*** Opening of Excerpted data ***

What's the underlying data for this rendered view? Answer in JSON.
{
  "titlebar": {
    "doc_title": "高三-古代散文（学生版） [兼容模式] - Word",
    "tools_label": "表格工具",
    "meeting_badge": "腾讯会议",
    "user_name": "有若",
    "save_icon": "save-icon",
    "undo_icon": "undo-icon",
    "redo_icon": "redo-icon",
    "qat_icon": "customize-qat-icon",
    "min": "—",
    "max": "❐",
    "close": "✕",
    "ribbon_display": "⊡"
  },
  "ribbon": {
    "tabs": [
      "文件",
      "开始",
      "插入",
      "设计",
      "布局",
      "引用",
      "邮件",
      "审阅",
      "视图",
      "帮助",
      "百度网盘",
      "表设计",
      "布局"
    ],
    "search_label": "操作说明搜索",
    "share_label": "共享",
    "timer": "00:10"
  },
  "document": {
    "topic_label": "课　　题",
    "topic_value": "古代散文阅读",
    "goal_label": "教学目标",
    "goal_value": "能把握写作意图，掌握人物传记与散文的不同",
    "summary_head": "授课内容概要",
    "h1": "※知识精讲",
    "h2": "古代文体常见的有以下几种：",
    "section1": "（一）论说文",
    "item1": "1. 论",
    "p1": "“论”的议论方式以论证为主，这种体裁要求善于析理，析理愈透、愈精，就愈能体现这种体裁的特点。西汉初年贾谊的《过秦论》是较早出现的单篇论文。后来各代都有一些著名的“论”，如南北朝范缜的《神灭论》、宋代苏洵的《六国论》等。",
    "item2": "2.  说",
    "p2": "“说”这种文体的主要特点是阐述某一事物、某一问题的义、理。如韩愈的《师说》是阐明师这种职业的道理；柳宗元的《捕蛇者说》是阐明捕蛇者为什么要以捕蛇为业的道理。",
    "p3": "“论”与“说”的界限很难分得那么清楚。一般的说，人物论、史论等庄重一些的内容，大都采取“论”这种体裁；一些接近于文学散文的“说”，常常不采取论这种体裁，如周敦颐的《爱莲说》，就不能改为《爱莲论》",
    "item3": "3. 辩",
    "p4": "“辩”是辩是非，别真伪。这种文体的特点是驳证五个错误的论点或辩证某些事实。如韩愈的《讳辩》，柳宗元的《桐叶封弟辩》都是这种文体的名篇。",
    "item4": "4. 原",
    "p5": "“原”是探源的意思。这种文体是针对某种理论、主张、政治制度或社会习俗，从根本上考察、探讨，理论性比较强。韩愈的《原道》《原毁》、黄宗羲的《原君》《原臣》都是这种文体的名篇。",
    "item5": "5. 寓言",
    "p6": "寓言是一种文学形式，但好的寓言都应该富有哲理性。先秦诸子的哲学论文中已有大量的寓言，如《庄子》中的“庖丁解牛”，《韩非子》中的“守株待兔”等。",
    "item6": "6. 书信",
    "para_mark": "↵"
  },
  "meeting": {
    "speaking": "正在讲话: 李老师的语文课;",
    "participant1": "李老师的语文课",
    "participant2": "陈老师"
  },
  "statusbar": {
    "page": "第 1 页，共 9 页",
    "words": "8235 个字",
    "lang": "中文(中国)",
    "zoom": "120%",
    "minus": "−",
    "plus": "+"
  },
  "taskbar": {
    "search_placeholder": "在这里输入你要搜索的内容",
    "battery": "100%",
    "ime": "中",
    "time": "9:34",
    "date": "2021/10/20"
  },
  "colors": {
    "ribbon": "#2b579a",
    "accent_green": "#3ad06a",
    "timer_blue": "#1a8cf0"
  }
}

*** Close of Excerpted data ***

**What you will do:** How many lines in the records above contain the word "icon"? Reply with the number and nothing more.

**Completed task:** 4